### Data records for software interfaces
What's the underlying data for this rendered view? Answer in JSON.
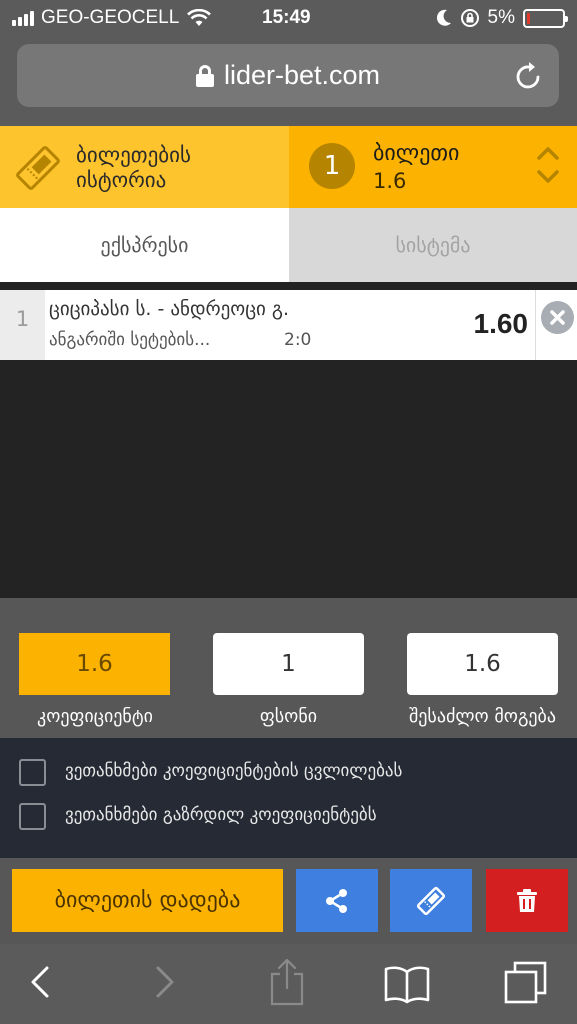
{
  "status_bar": {
    "carrier": "GEO-GEOCELL",
    "time": "15:49",
    "battery": "5%",
    "battery_level": 0.05
  },
  "browser": {
    "url": "lider-bet.com"
  },
  "header": {
    "history_label_line1": "ბილეთების",
    "history_label_line2": "ისტორია",
    "ticket_count": "1",
    "ticket_label": "ბილეთი",
    "ticket_odds": "1.6"
  },
  "tabs": [
    {
      "label": "ექსპრესი"
    },
    {
      "label": "სისტემა"
    }
  ],
  "bets": [
    {
      "index": "1",
      "teams": "ციციპასი ს. - ანდრეოცი გ.",
      "market": "ანგარიში სეტების...",
      "score": "2:0",
      "odd": "1.60"
    }
  ],
  "stake": {
    "coefficient_value": "1.6",
    "stake_value": "1",
    "possible_win_value": "1.6",
    "coefficient_label": "კოეფიციენტი",
    "stake_label": "ფსონი",
    "possible_win_label": "შესაძლო მოგება"
  },
  "agreements": [
    "ვეთანხმები კოეფიციენტების ცვლილებას",
    "ვეთანხმები გაზრდილ კოეფიციენტებს"
  ],
  "actions": {
    "place_bet_label": "ბილეთის დადება"
  },
  "icons": {
    "ticket": "ticket-icon",
    "share": "share-icon",
    "delete": "trash-icon",
    "remove": "close-icon"
  },
  "colors": {
    "accent_yellow": "#fbb200",
    "light_yellow": "#fec42e",
    "blue": "#3f7fe0",
    "red": "#d31f1f"
  }
}
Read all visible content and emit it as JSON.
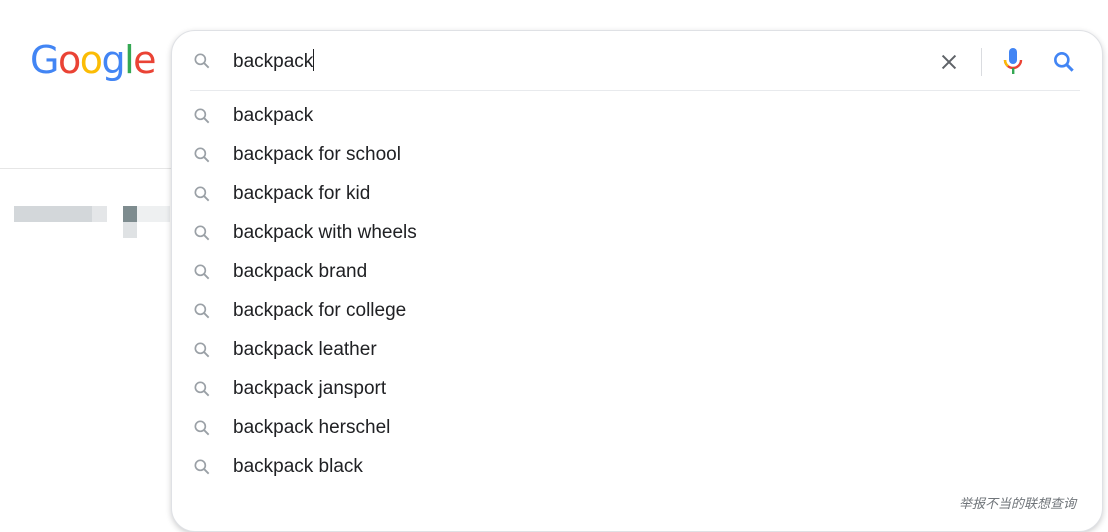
{
  "logo": {
    "text": "Google",
    "colors": [
      "#4285f4",
      "#ea4335",
      "#fbbc05",
      "#4285f4",
      "#34a853",
      "#ea4335"
    ]
  },
  "search": {
    "query": "backpack"
  },
  "icons": {
    "search": "search-icon",
    "clear": "close-icon",
    "voice": "microphone-icon",
    "submit": "search-icon"
  },
  "suggestions": [
    "backpack",
    "backpack for school",
    "backpack for kid",
    "backpack with wheels",
    "backpack brand",
    "backpack for college",
    "backpack leather",
    "backpack jansport",
    "backpack herschel",
    "backpack black"
  ],
  "footer": {
    "report_link": "举报不当的联想查询"
  }
}
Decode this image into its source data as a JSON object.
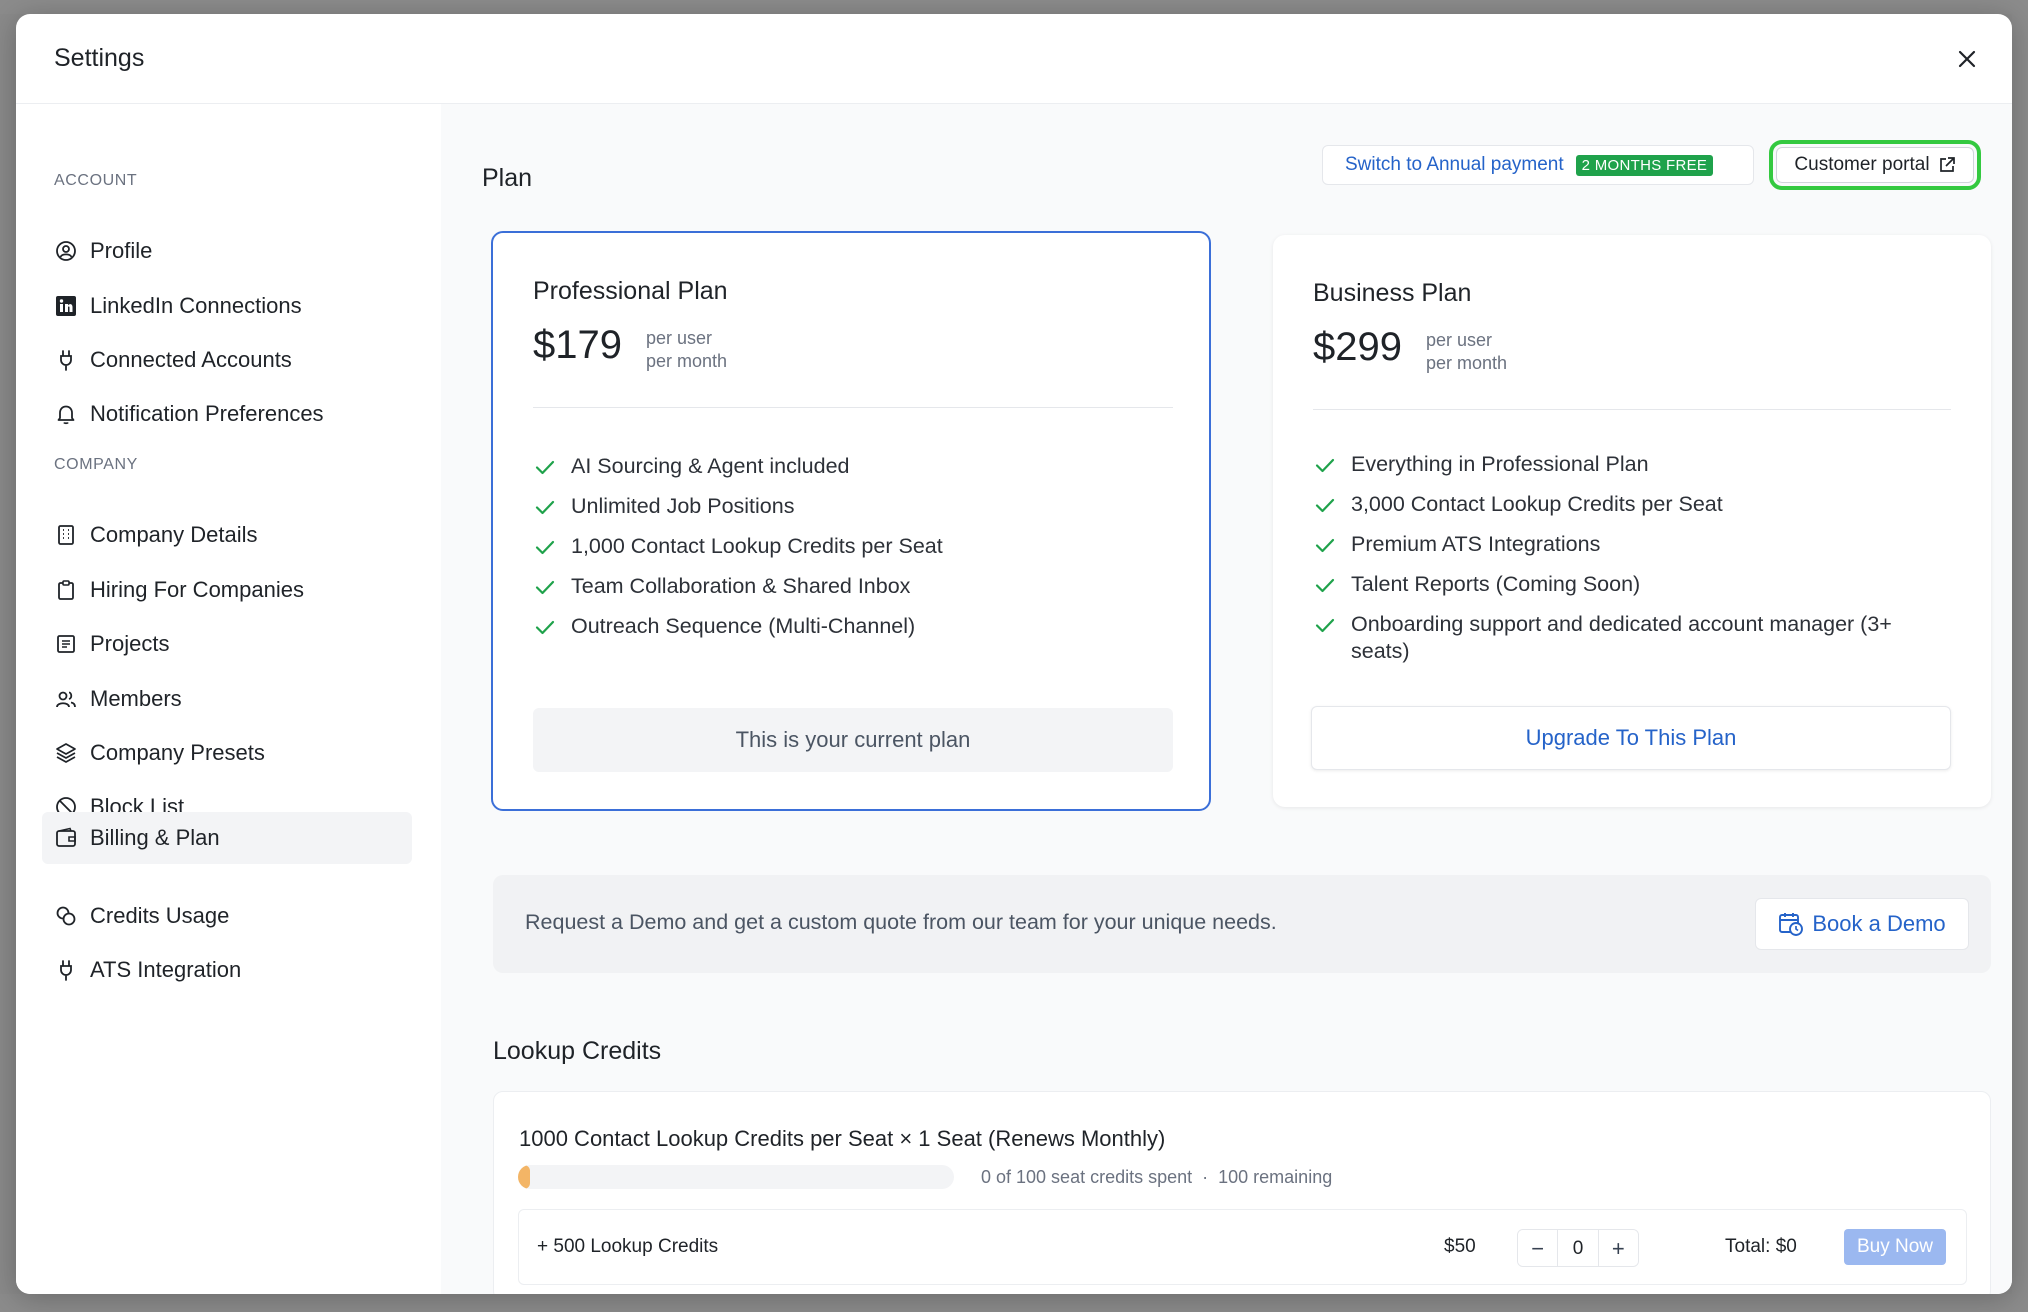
{
  "modal": {
    "title": "Settings"
  },
  "sidebar": {
    "account_label": "ACCOUNT",
    "company_label": "COMPANY",
    "account_items": [
      {
        "label": "Profile",
        "icon": "user-circle-icon"
      },
      {
        "label": "LinkedIn Connections",
        "icon": "linkedin-icon"
      },
      {
        "label": "Connected Accounts",
        "icon": "plug-icon"
      },
      {
        "label": "Notification Preferences",
        "icon": "bell-icon"
      }
    ],
    "company_items": [
      {
        "label": "Company Details",
        "icon": "building-icon"
      },
      {
        "label": "Hiring For Companies",
        "icon": "clipboard-icon"
      },
      {
        "label": "Projects",
        "icon": "list-icon"
      },
      {
        "label": "Members",
        "icon": "users-icon"
      },
      {
        "label": "Company Presets",
        "icon": "layers-icon"
      },
      {
        "label": "Block List",
        "icon": "ban-icon"
      },
      {
        "label": "Billing & Plan",
        "icon": "wallet-icon",
        "active": true
      },
      {
        "label": "Credits Usage",
        "icon": "coins-icon"
      },
      {
        "label": "ATS Integration",
        "icon": "plug-icon"
      }
    ]
  },
  "plan": {
    "heading": "Plan",
    "annual_label": "Switch to Annual payment",
    "annual_badge": "2 MONTHS FREE",
    "portal_label": "Customer portal",
    "professional": {
      "title": "Professional Plan",
      "price": "$179",
      "unit_line1": "per user",
      "unit_line2": "per month",
      "features": [
        "AI Sourcing & Agent included",
        "Unlimited Job Positions",
        "1,000 Contact Lookup Credits per Seat",
        "Team Collaboration & Shared Inbox",
        "Outreach Sequence (Multi-Channel)"
      ],
      "cta": "This is your current plan"
    },
    "business": {
      "title": "Business Plan",
      "price": "$299",
      "unit_line1": "per user",
      "unit_line2": "per month",
      "features": [
        "Everything in Professional Plan",
        "3,000 Contact Lookup Credits per Seat",
        "Premium ATS Integrations",
        "Talent Reports (Coming Soon)",
        "Onboarding support and dedicated account manager (3+ seats)"
      ],
      "cta": "Upgrade To This Plan"
    },
    "demo": {
      "text": "Request a Demo and get a custom quote from our team for your unique needs.",
      "button": "Book a Demo"
    }
  },
  "lookup": {
    "heading": "Lookup Credits",
    "title": "1000 Contact Lookup Credits per Seat × 1 Seat (Renews Monthly)",
    "spent_text": "0 of 100 seat credits spent",
    "separator": "·",
    "remaining_text": "100 remaining",
    "progress_fraction": 0.02,
    "addon": {
      "label": "+ 500 Lookup Credits",
      "price": "$50",
      "minus": "−",
      "quantity": "0",
      "plus": "+",
      "total": "Total: $0",
      "buy": "Buy Now"
    }
  },
  "colors": {
    "accent_blue": "#2563c9",
    "current_border": "#3b6fd8",
    "check_green": "#1fa24b",
    "highlight_green": "#34c940",
    "progress_orange": "#f3b566"
  }
}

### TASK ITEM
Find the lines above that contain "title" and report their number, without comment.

### SOLUTION FOR THIS TASK
4